US Defense Secretary Ash Carter is getting briefed on American military operations at Kandahar airfield in southern Afghanistan as part of what he calls a listening tour of the war zone.
On his second day in Afghanistan, Carter flew to Kandahar from Kabul, the capital, where he had held a series of talks with Afghan government leaders and American military commanders.
Carter is in Kandahar today to receive briefings from US and Afghan commanders on progress in training Afghan security forces.
Kandahar is home to the Afghan Army’s 205th Corps, elements of which are involved in a major offensive against the Taliban in neighbouring Helmand province.
US special operations forces also use the airfield at Kandahar to launch counterterrorism operations.
Under the Obama administration’s exit plan for Afghanistan, the US military presence at Kandahar will close down this year.
President Barack Obama, however, is considering changes to the plan, including the possibility of keeping Kandahar open longer while keeping more US troops in Afghanistan this year and next than presently planned.

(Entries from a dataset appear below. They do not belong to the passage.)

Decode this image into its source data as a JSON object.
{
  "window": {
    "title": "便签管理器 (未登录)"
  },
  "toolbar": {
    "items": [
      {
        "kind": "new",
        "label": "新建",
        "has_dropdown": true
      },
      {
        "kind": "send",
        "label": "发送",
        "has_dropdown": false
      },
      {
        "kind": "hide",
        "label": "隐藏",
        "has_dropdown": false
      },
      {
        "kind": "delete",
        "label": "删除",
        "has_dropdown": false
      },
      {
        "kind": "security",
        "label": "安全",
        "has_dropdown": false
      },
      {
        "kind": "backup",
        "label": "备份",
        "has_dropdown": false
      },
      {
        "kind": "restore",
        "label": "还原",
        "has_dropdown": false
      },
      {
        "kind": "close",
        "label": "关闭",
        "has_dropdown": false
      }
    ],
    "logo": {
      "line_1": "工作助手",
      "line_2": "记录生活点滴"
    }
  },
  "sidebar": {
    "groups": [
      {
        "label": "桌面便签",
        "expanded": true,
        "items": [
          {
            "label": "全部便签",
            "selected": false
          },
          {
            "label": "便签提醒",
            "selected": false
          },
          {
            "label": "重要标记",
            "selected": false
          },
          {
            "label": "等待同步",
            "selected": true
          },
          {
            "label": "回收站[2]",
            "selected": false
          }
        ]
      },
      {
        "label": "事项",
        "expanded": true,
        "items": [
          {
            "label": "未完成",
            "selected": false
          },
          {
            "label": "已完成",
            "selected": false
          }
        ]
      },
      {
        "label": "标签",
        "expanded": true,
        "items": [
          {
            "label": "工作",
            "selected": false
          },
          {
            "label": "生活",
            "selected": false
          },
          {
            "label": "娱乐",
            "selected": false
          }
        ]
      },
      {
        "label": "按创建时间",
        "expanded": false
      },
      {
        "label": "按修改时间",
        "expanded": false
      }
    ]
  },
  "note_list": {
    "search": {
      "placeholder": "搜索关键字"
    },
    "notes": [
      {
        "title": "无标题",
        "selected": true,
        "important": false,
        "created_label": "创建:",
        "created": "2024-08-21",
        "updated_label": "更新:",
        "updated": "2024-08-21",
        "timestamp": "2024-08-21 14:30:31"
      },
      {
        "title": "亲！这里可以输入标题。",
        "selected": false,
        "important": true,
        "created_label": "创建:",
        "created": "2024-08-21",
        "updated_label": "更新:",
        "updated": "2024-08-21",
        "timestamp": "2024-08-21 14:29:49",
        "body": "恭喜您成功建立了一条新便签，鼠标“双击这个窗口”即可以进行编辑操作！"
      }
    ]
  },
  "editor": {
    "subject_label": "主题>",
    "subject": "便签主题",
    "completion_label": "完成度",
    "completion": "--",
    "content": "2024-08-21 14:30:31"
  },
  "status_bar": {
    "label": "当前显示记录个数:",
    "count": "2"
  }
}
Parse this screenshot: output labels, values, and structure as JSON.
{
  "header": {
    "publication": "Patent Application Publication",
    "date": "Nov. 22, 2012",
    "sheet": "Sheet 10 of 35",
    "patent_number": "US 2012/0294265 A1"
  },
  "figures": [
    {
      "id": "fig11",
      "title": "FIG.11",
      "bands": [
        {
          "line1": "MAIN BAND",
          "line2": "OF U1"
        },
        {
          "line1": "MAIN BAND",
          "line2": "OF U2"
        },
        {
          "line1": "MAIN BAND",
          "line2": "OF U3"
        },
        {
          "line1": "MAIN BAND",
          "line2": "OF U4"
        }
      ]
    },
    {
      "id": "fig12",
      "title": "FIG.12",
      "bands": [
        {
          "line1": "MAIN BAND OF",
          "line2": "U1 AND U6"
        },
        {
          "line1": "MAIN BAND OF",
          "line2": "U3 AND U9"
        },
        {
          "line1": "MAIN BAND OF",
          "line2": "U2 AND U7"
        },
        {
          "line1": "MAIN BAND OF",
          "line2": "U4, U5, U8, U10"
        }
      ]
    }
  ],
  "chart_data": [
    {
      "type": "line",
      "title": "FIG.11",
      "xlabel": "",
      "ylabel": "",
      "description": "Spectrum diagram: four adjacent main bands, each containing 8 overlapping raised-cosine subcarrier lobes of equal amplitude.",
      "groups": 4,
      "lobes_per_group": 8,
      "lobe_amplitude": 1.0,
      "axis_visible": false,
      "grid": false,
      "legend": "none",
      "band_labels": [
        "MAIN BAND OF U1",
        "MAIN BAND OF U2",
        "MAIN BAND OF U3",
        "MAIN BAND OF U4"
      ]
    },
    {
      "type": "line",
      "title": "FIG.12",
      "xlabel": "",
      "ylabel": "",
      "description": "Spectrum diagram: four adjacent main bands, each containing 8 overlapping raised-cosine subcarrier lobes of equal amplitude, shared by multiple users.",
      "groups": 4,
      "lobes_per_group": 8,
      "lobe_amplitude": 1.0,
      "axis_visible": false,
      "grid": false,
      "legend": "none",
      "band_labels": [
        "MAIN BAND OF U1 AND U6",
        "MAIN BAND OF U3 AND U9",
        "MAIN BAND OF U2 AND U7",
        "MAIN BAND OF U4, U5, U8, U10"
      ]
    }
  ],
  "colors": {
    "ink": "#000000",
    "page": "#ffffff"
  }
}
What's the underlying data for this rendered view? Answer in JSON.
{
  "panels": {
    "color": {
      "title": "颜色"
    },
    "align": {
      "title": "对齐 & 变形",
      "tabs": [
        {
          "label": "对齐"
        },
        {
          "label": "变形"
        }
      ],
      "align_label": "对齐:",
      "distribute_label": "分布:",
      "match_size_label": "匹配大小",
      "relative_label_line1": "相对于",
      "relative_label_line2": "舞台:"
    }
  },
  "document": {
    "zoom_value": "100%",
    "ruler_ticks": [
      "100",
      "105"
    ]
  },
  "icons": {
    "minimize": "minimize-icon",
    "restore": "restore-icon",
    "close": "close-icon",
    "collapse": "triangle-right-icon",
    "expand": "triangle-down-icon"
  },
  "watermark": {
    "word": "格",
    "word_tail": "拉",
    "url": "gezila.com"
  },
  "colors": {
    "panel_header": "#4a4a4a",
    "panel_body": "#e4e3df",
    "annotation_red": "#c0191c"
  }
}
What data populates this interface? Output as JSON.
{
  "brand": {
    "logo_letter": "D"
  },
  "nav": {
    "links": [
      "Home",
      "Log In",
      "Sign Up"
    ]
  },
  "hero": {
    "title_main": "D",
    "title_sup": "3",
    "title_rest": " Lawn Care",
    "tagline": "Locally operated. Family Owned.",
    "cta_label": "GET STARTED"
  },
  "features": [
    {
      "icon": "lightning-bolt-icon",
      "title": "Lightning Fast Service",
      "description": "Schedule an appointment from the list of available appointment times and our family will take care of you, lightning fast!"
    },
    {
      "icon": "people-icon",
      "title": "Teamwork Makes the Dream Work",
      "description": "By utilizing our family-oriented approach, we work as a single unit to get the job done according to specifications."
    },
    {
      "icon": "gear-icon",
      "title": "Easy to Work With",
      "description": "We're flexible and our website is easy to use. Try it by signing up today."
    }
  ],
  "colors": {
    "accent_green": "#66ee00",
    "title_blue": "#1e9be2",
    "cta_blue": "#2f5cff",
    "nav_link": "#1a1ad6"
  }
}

An Obama decision may come as early as next month when he hosts Afghan President Ashraf Ghani at the White House.
Kandahar is one of several “hubs” around Afghanistan where US troops are training and advising Afghan security forces.
The US combat mission ended two months ago, and the focus this year for the 10,000 troops who remain is on consolidating gains in the development of the Afghan forces while also carrying out US counterterrorism raids on remnants of al-Qaida and associated extremist groups.